# ABOUT THIS TASK
Please copy each line of the listing below in which the word "JSON" appears.

# SOURCE MATERIAL
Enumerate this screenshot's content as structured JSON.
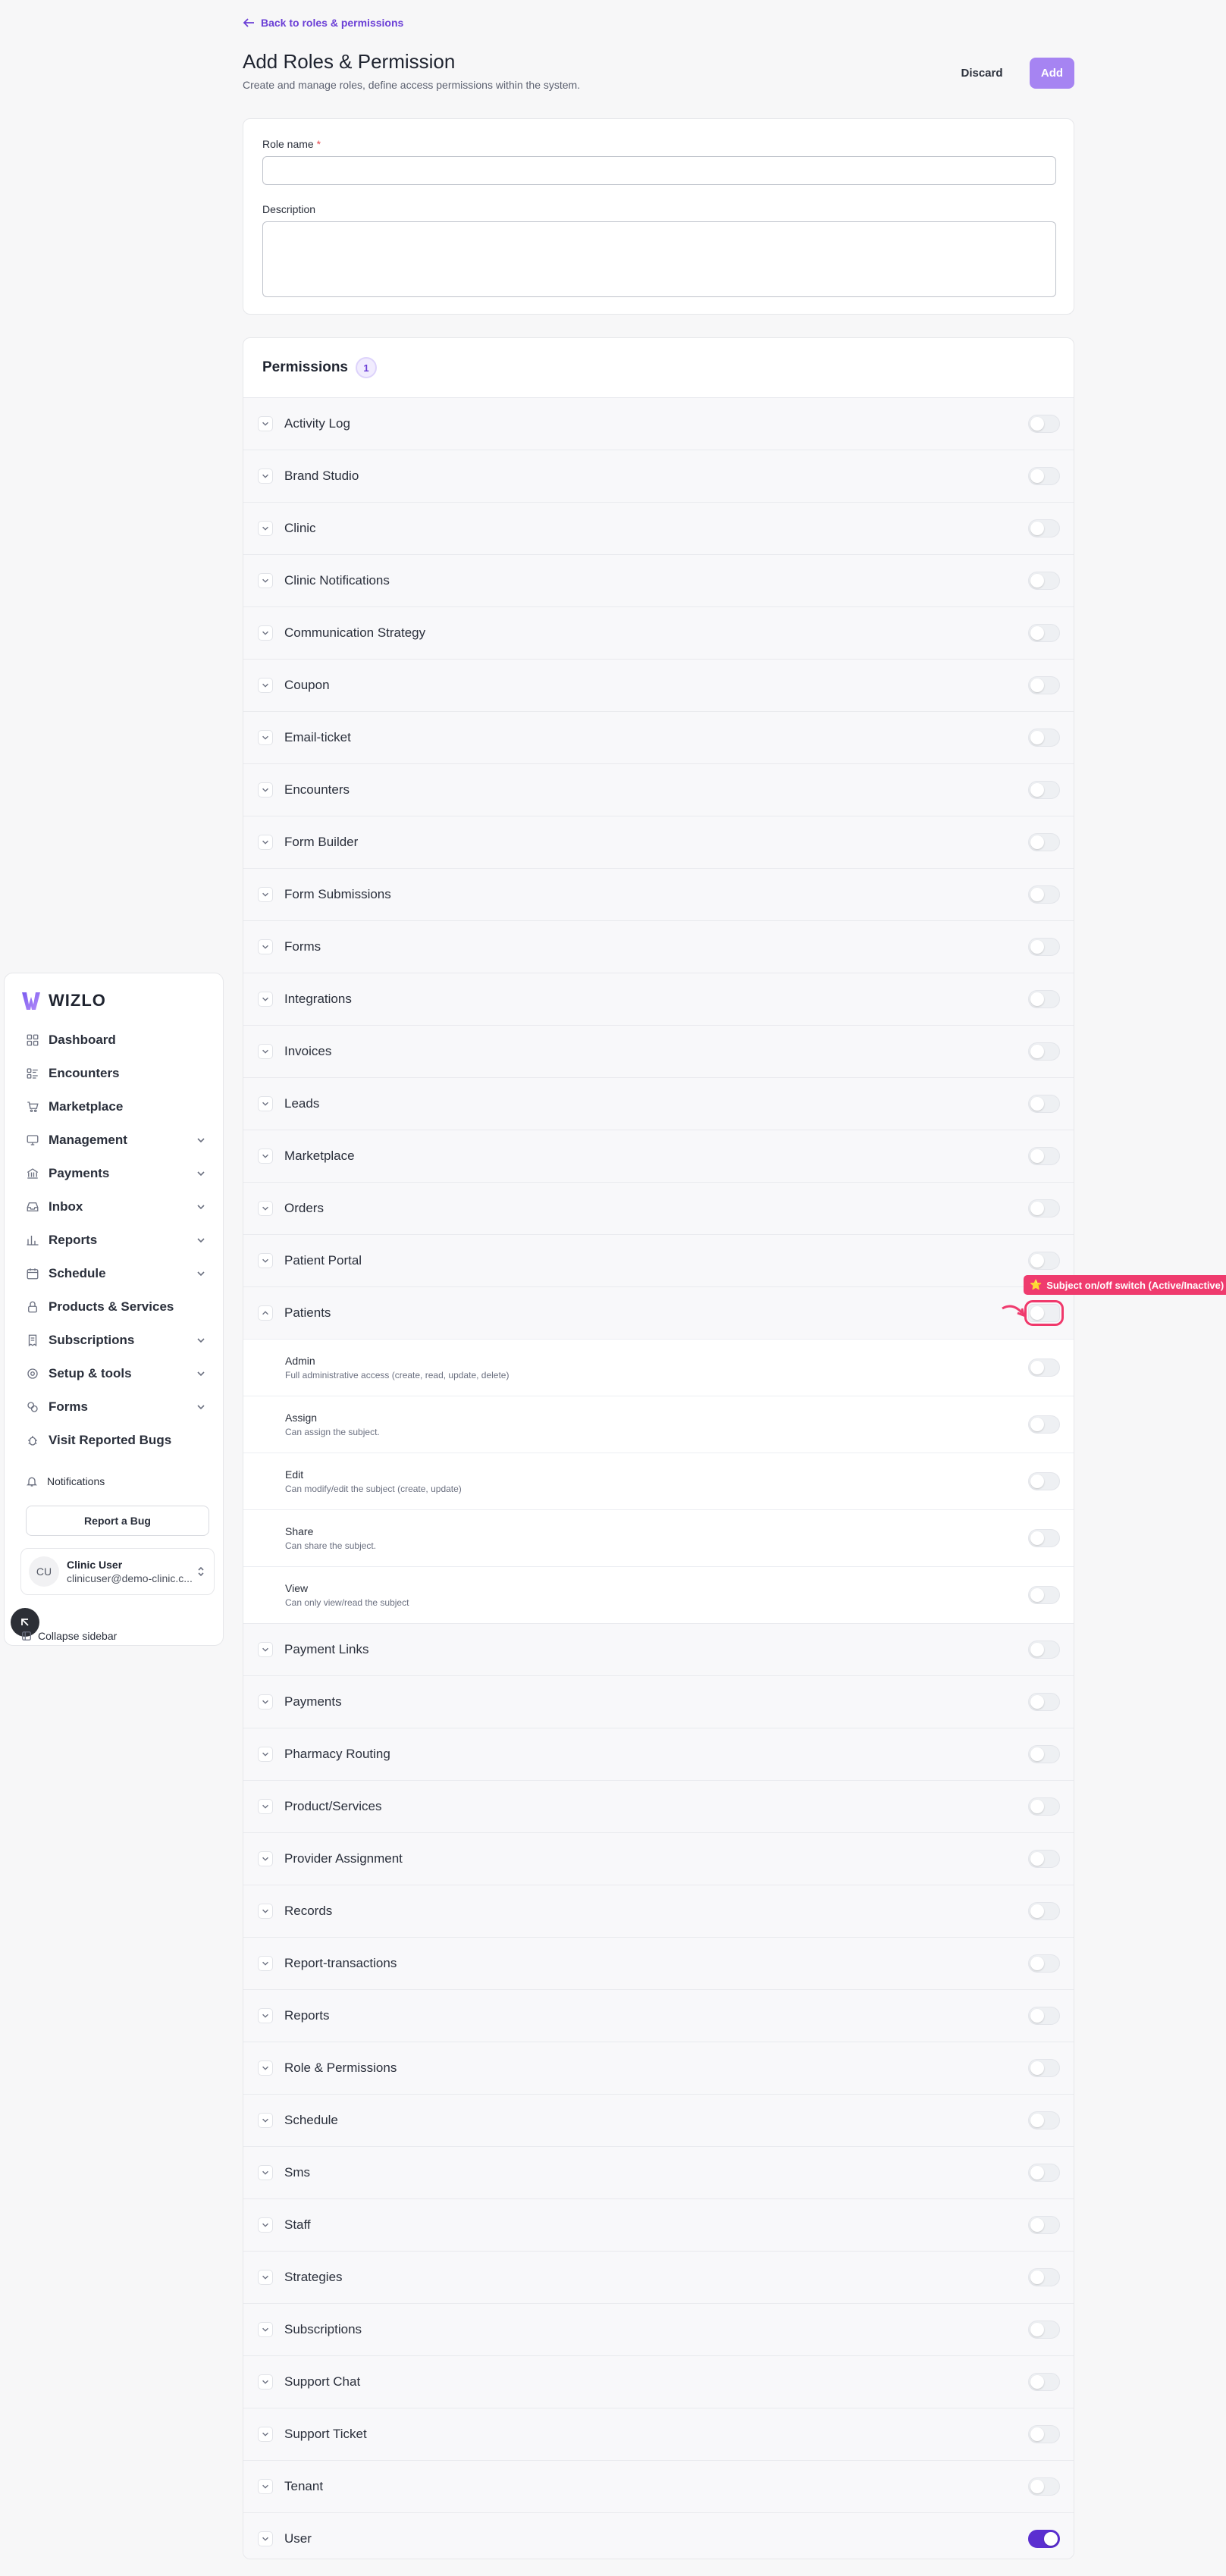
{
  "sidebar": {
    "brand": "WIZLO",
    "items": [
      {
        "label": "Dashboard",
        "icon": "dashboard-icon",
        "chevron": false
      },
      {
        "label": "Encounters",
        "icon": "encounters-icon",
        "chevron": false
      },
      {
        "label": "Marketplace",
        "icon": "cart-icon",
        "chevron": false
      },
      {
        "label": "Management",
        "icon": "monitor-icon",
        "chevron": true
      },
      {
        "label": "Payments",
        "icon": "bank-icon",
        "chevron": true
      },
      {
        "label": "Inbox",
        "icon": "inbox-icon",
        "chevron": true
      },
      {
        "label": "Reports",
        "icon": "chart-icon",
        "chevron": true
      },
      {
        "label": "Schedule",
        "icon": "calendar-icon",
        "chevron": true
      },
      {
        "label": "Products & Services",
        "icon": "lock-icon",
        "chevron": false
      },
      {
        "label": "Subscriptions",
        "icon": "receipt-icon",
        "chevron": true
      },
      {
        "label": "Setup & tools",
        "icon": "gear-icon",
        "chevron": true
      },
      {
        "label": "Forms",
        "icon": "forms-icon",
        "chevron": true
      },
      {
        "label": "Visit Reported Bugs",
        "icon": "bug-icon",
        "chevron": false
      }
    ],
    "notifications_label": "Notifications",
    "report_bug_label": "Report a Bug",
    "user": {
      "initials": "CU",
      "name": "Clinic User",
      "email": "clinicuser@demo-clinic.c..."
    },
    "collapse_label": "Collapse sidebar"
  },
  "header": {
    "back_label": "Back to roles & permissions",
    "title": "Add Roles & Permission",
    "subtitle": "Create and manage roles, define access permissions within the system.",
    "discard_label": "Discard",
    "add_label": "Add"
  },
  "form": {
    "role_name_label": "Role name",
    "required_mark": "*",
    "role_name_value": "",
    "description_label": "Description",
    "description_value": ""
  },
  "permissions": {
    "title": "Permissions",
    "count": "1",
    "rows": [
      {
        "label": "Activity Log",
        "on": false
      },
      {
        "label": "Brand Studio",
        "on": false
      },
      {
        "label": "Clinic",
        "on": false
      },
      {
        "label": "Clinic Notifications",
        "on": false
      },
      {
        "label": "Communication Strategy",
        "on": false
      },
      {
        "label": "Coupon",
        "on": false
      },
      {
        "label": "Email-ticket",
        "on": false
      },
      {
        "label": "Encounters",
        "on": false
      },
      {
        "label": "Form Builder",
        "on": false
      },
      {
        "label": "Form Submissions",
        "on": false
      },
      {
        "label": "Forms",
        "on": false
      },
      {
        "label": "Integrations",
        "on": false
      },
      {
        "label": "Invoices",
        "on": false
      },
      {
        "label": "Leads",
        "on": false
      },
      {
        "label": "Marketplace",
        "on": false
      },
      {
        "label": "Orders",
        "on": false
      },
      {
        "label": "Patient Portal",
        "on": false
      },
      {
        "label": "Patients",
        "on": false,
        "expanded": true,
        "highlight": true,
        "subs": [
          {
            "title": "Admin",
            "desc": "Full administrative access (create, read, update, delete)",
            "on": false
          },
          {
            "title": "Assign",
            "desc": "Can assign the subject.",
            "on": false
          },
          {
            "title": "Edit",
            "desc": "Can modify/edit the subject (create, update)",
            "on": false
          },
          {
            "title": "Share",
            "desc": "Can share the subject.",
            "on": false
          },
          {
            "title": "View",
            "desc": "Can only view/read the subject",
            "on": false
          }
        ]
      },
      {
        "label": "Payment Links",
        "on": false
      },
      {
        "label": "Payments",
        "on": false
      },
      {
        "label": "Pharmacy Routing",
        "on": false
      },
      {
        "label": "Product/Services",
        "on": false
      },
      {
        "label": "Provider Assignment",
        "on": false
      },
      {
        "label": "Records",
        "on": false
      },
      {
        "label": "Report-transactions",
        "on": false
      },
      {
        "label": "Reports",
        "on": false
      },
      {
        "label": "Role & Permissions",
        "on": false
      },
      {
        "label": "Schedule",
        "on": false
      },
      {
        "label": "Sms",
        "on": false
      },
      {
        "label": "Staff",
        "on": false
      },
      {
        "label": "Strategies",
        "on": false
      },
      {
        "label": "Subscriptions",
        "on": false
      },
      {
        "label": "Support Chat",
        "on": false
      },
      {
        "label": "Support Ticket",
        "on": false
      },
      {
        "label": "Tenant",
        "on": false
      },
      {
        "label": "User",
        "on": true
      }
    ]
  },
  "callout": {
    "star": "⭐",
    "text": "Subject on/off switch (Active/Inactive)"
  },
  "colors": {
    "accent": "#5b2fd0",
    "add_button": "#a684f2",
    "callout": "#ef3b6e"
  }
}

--

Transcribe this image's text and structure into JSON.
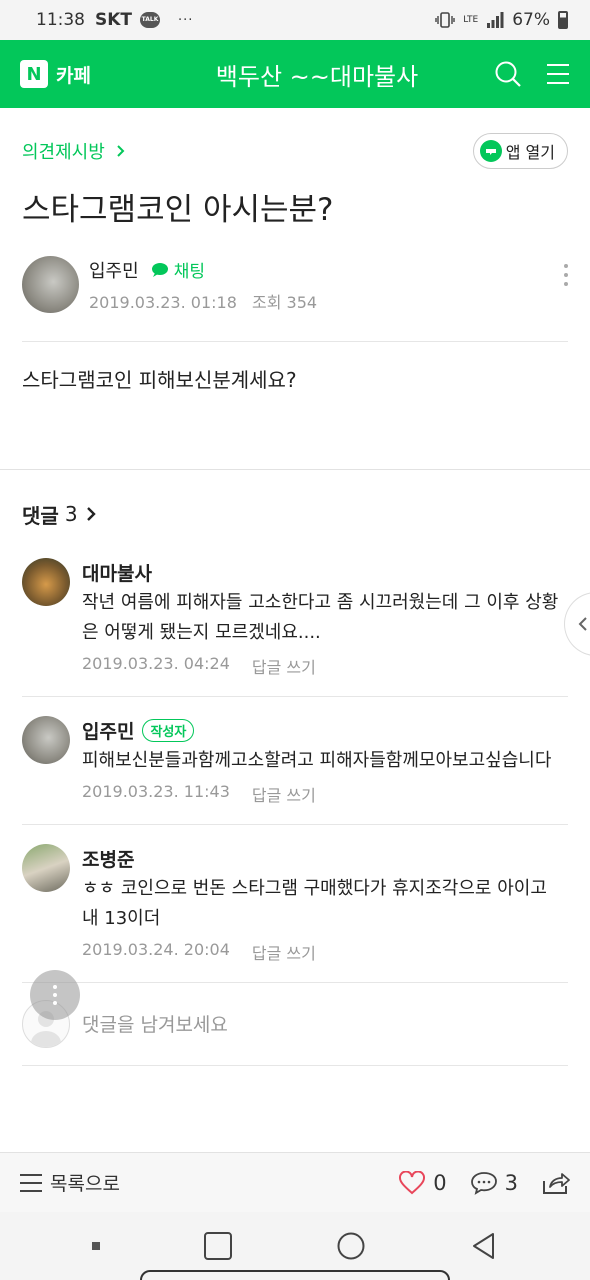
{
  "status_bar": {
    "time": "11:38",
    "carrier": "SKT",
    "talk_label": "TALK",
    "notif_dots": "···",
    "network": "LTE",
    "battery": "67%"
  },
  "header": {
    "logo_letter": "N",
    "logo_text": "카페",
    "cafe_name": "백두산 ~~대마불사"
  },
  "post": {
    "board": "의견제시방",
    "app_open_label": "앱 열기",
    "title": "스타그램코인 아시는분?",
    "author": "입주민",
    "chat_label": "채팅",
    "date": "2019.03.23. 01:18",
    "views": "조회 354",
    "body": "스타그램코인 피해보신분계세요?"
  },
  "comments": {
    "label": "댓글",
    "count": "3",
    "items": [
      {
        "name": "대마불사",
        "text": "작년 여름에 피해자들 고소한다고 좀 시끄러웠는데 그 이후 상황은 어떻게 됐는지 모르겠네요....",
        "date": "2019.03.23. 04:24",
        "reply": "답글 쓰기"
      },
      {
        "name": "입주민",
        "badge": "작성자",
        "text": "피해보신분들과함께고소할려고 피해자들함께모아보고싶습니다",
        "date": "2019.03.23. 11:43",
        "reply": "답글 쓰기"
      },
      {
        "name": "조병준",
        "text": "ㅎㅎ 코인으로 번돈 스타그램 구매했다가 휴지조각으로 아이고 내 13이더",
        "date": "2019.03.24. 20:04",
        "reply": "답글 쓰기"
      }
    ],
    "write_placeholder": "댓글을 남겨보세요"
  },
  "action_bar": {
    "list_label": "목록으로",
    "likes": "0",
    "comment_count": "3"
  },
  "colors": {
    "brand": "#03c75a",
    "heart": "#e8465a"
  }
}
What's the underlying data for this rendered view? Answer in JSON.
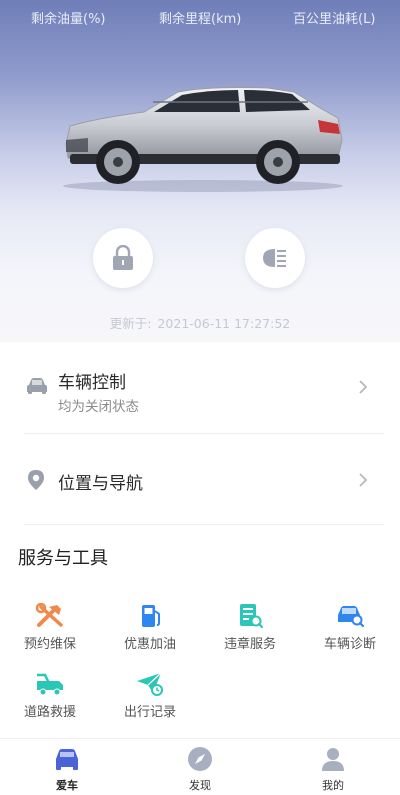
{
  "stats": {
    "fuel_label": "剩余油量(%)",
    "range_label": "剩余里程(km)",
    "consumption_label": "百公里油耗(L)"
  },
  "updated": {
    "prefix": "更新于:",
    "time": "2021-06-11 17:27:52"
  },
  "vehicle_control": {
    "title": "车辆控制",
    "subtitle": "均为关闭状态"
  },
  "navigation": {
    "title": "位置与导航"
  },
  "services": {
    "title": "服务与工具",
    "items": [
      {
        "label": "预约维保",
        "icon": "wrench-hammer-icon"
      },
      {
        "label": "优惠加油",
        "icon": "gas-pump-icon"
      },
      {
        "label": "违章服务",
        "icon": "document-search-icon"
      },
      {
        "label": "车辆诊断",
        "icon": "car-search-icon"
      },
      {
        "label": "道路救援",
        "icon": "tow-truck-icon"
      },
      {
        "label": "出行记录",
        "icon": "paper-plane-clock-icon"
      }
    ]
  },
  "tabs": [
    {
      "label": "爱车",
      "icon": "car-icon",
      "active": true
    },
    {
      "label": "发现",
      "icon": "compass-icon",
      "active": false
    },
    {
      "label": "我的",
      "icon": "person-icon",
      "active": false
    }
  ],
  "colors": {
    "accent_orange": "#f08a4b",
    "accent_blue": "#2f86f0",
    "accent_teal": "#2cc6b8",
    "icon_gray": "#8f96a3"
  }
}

# RESPONSE
Enumerate this screenshot's content as structured JSON.
Transcribe this image's text and structure into JSON.
What's the underlying data for this rendered view? Answer in JSON.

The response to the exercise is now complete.